Osama bin Laden, the mastermind behind the Sept. 11, 2001, terror attacks, is dead, but Al-Qaeda operatives are still out there, sparking new fears of retaliation.
The threat has prompted a new travel warning from the U.S. Department of State for passengers traveling in and out of the United States.
Officials say that attacks from Al-Qaeda and its affiliates from around the world could be possible in the coming days.
In a worldwide travel alert, the department said there was an "enhanced potential for anti-American violence given recent counterterrorism activity in Pakistan."
The thought of a retaliatory attack was on the minds of everyone we talked with Monday at Reagan National Airport. As one traveler said, we can't let fear paralyze us.
"I was flying today and of course you're going to be a little nervous," said Sasha Evans.
Sherry Martin said she wouldn't let that keep her from traveling. "There's always reason to be concerned but you can't let it interfere with your plans for the most part," she said.

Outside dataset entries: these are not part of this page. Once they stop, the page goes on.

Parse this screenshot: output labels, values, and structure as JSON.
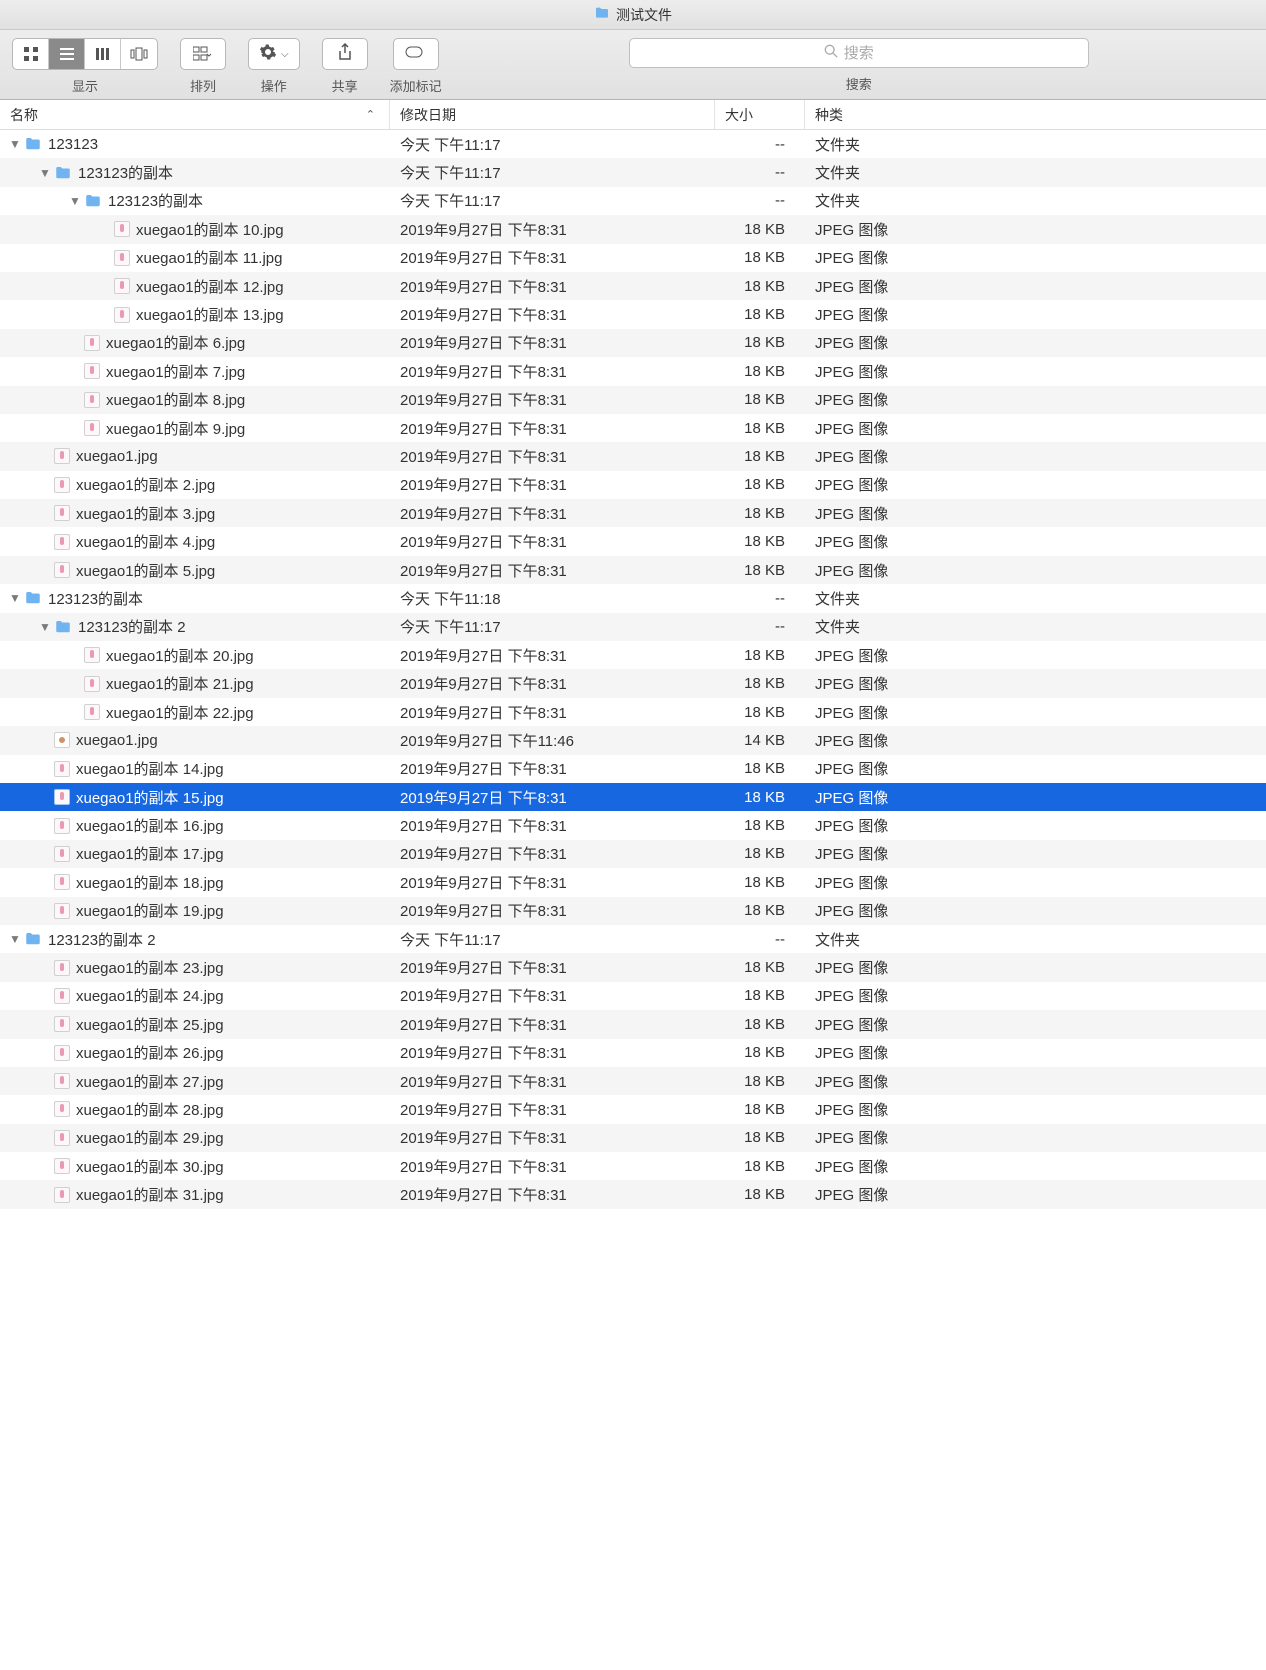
{
  "window": {
    "title": "测试文件"
  },
  "toolbar": {
    "view_label": "显示",
    "arrange_label": "排列",
    "action_label": "操作",
    "share_label": "共享",
    "tag_label": "添加标记",
    "search_label": "搜索",
    "search_placeholder": "搜索"
  },
  "header": {
    "name": "名称",
    "date": "修改日期",
    "size": "大小",
    "kind": "种类"
  },
  "types": {
    "folder": "文件夹",
    "jpeg": "JPEG 图像"
  },
  "dates": {
    "today1117": "今天 下午11:17",
    "today1118": "今天 下午11:18",
    "d831": "2019年9月27日 下午8:31",
    "d1146": "2019年9月27日 下午11:46"
  },
  "sizes": {
    "dash": "--",
    "kb18": "18 KB",
    "kb14": "14 KB"
  },
  "rows": [
    {
      "indent": 0,
      "disc": "down",
      "icon": "folder",
      "name": "123123",
      "date": "today1117",
      "size": "dash",
      "kind": "folder"
    },
    {
      "indent": 1,
      "disc": "down",
      "icon": "folder",
      "name": "123123的副本",
      "date": "today1117",
      "size": "dash",
      "kind": "folder"
    },
    {
      "indent": 2,
      "disc": "down",
      "icon": "folder",
      "name": "123123的副本",
      "date": "today1117",
      "size": "dash",
      "kind": "folder"
    },
    {
      "indent": 3,
      "disc": "",
      "icon": "img",
      "name": "xuegao1的副本 10.jpg",
      "date": "d831",
      "size": "kb18",
      "kind": "jpeg"
    },
    {
      "indent": 3,
      "disc": "",
      "icon": "img",
      "name": "xuegao1的副本 11.jpg",
      "date": "d831",
      "size": "kb18",
      "kind": "jpeg"
    },
    {
      "indent": 3,
      "disc": "",
      "icon": "img",
      "name": "xuegao1的副本 12.jpg",
      "date": "d831",
      "size": "kb18",
      "kind": "jpeg"
    },
    {
      "indent": 3,
      "disc": "",
      "icon": "img",
      "name": "xuegao1的副本 13.jpg",
      "date": "d831",
      "size": "kb18",
      "kind": "jpeg"
    },
    {
      "indent": 2,
      "disc": "",
      "icon": "img",
      "name": "xuegao1的副本 6.jpg",
      "date": "d831",
      "size": "kb18",
      "kind": "jpeg"
    },
    {
      "indent": 2,
      "disc": "",
      "icon": "img",
      "name": "xuegao1的副本 7.jpg",
      "date": "d831",
      "size": "kb18",
      "kind": "jpeg"
    },
    {
      "indent": 2,
      "disc": "",
      "icon": "img",
      "name": "xuegao1的副本 8.jpg",
      "date": "d831",
      "size": "kb18",
      "kind": "jpeg"
    },
    {
      "indent": 2,
      "disc": "",
      "icon": "img",
      "name": "xuegao1的副本 9.jpg",
      "date": "d831",
      "size": "kb18",
      "kind": "jpeg"
    },
    {
      "indent": 1,
      "disc": "",
      "icon": "img",
      "name": "xuegao1.jpg",
      "date": "d831",
      "size": "kb18",
      "kind": "jpeg"
    },
    {
      "indent": 1,
      "disc": "",
      "icon": "img",
      "name": "xuegao1的副本 2.jpg",
      "date": "d831",
      "size": "kb18",
      "kind": "jpeg"
    },
    {
      "indent": 1,
      "disc": "",
      "icon": "img",
      "name": "xuegao1的副本 3.jpg",
      "date": "d831",
      "size": "kb18",
      "kind": "jpeg"
    },
    {
      "indent": 1,
      "disc": "",
      "icon": "img",
      "name": "xuegao1的副本 4.jpg",
      "date": "d831",
      "size": "kb18",
      "kind": "jpeg"
    },
    {
      "indent": 1,
      "disc": "",
      "icon": "img",
      "name": "xuegao1的副本 5.jpg",
      "date": "d831",
      "size": "kb18",
      "kind": "jpeg"
    },
    {
      "indent": 0,
      "disc": "down",
      "icon": "folder",
      "name": "123123的副本",
      "date": "today1118",
      "size": "dash",
      "kind": "folder"
    },
    {
      "indent": 1,
      "disc": "down",
      "icon": "folder",
      "name": "123123的副本 2",
      "date": "today1117",
      "size": "dash",
      "kind": "folder"
    },
    {
      "indent": 2,
      "disc": "",
      "icon": "img",
      "name": "xuegao1的副本 20.jpg",
      "date": "d831",
      "size": "kb18",
      "kind": "jpeg"
    },
    {
      "indent": 2,
      "disc": "",
      "icon": "img",
      "name": "xuegao1的副本 21.jpg",
      "date": "d831",
      "size": "kb18",
      "kind": "jpeg"
    },
    {
      "indent": 2,
      "disc": "",
      "icon": "img",
      "name": "xuegao1的副本 22.jpg",
      "date": "d831",
      "size": "kb18",
      "kind": "jpeg"
    },
    {
      "indent": 1,
      "disc": "",
      "icon": "img2",
      "name": "xuegao1.jpg",
      "date": "d1146",
      "size": "kb14",
      "kind": "jpeg"
    },
    {
      "indent": 1,
      "disc": "",
      "icon": "img",
      "name": "xuegao1的副本 14.jpg",
      "date": "d831",
      "size": "kb18",
      "kind": "jpeg"
    },
    {
      "indent": 1,
      "disc": "",
      "icon": "img",
      "name": "xuegao1的副本 15.jpg",
      "date": "d831",
      "size": "kb18",
      "kind": "jpeg",
      "selected": true
    },
    {
      "indent": 1,
      "disc": "",
      "icon": "img",
      "name": "xuegao1的副本 16.jpg",
      "date": "d831",
      "size": "kb18",
      "kind": "jpeg"
    },
    {
      "indent": 1,
      "disc": "",
      "icon": "img",
      "name": "xuegao1的副本 17.jpg",
      "date": "d831",
      "size": "kb18",
      "kind": "jpeg"
    },
    {
      "indent": 1,
      "disc": "",
      "icon": "img",
      "name": "xuegao1的副本 18.jpg",
      "date": "d831",
      "size": "kb18",
      "kind": "jpeg"
    },
    {
      "indent": 1,
      "disc": "",
      "icon": "img",
      "name": "xuegao1的副本 19.jpg",
      "date": "d831",
      "size": "kb18",
      "kind": "jpeg"
    },
    {
      "indent": 0,
      "disc": "down",
      "icon": "folder",
      "name": "123123的副本 2",
      "date": "today1117",
      "size": "dash",
      "kind": "folder"
    },
    {
      "indent": 1,
      "disc": "",
      "icon": "img",
      "name": "xuegao1的副本 23.jpg",
      "date": "d831",
      "size": "kb18",
      "kind": "jpeg"
    },
    {
      "indent": 1,
      "disc": "",
      "icon": "img",
      "name": "xuegao1的副本 24.jpg",
      "date": "d831",
      "size": "kb18",
      "kind": "jpeg"
    },
    {
      "indent": 1,
      "disc": "",
      "icon": "img",
      "name": "xuegao1的副本 25.jpg",
      "date": "d831",
      "size": "kb18",
      "kind": "jpeg"
    },
    {
      "indent": 1,
      "disc": "",
      "icon": "img",
      "name": "xuegao1的副本 26.jpg",
      "date": "d831",
      "size": "kb18",
      "kind": "jpeg"
    },
    {
      "indent": 1,
      "disc": "",
      "icon": "img",
      "name": "xuegao1的副本 27.jpg",
      "date": "d831",
      "size": "kb18",
      "kind": "jpeg"
    },
    {
      "indent": 1,
      "disc": "",
      "icon": "img",
      "name": "xuegao1的副本 28.jpg",
      "date": "d831",
      "size": "kb18",
      "kind": "jpeg"
    },
    {
      "indent": 1,
      "disc": "",
      "icon": "img",
      "name": "xuegao1的副本 29.jpg",
      "date": "d831",
      "size": "kb18",
      "kind": "jpeg"
    },
    {
      "indent": 1,
      "disc": "",
      "icon": "img",
      "name": "xuegao1的副本 30.jpg",
      "date": "d831",
      "size": "kb18",
      "kind": "jpeg"
    },
    {
      "indent": 1,
      "disc": "",
      "icon": "img",
      "name": "xuegao1的副本 31.jpg",
      "date": "d831",
      "size": "kb18",
      "kind": "jpeg"
    }
  ]
}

Karen Rossini said she trusts that authorities have an eye out for travelers' safety. "The government has done a good job in recent years of foiling a lot of attempts. Things we don't know anything about...and that's ok," she said.
U.S. citizens are strongly urged to limit their travel outside of their homes and hotels and avoid mass gatherings and demonstrations. The travel alert is set to expire August 1, 2011.
The department also put U.S. embassies and police authorities on alert hours after the announcement of bin Laden's death.